To keep ants under control, make a paste using honey and borax and place it around the base of infected plants. The ants will bring it back to the colony and will clear the problem quickly.
For healthy plants:
13. Get Out Your Tool Kit
To coax a mature tree to flower and fruit, drive a nail into the bark. The practice works well for coconut and apple trees. The tree will isolate the foreign body and create scar tissue around it to minimize damage. Use the trick once a year for best results.
14. Get Nutty
Coconut water is a great source of electrolytes that aren’t just good for your body: they’re also great for your plants (3)!
When cloning your plants, place the new stems in a glass of coconut water to promote root growth. The water actually contains gibberellic acid and cytokinins, the same active ingredients as chemical growth hormones.
15. Use Epsom Salt
To help pepper plants fruit, dissolve 2 tablespoons of Epsom salt into a quart of warm water. Shake well and spray the mixture on your plants daily for 2 weeks, starting as soon as they bloom. You can also sprinkle the salt on the soil at the base of the plant.
The high magnesium content of Epsom salt will boost your crop’s chlorophyll production, thereby increasing energy production, which in turn helps your plant produce fruit.
16. Extend Growing Season Using Water

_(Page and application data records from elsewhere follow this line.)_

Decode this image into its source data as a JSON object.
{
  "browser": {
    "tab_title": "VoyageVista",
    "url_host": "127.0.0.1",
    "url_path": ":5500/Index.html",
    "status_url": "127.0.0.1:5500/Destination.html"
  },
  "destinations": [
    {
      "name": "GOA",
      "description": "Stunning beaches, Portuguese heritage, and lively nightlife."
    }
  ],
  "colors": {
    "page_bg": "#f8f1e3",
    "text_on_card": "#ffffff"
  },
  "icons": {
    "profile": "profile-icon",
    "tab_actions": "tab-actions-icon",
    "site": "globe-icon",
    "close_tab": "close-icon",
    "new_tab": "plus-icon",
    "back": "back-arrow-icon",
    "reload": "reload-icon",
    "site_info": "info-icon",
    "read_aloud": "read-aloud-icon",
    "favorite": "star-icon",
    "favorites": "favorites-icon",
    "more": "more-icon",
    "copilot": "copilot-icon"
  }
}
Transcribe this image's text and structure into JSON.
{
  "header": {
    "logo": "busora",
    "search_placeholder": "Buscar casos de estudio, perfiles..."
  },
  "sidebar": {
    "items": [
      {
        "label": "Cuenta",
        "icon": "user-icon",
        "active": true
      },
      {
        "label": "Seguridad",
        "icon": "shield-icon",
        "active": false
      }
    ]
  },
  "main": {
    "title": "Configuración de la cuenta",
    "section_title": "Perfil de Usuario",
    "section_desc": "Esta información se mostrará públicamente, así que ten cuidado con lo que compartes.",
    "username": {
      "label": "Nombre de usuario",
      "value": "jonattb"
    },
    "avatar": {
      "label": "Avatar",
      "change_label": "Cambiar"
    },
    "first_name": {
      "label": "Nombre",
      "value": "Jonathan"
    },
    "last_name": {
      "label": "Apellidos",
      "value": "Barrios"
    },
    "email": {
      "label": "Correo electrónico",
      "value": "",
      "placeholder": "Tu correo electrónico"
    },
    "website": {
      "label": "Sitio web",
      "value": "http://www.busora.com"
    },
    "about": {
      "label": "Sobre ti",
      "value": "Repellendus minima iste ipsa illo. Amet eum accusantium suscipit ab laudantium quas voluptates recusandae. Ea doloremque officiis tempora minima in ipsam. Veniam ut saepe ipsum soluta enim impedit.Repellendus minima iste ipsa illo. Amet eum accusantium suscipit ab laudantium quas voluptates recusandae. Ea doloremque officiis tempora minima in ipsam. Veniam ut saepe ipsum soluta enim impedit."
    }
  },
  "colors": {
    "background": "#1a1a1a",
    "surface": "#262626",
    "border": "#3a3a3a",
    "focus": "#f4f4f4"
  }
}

Greenhouses are a tried and true method to get the best yield from your garden, but there are ways to make them even better. Soil and water both absorb heat from the sun, but soil tends to lose most of its warmth when the sun goes down. However, water slowly releases heat. And so, you can actually heat your greenhouse slightly by placing a few plastic tubs of water in the space and covering the tub with black plastic material to prevent evaporation (4).
This will also absorb excess heat in the daytime, protecting your plants from dehydration. It’s also an easy way to lengthen your growing season as the nights get colder.
17. Nail it!
Iron is an important mineral for most plants and not getting enough of it can cause leaves to yellow and wither. Sometimes, this is caused by either a lack of iron in the soil or an excess of phosphorous.
To remedy this common problem, add a few rusty nails to your plastic or glass watering can and let the water sit overnight before soaking your plants.
18. Play Music
Just like how we tend to talk to our pets, most gardeners talk to their plants to help them grow. Some even play music, and it seems as though the trick really works.
Several studies have demonstrated that the vibration of sounds are felt by plants and seem to help them grow. Some vineyards even rely on the method to ensure a bountiful harvest. But don’t blare out heavy metal: plants tend to prefer classic music and jazz (5).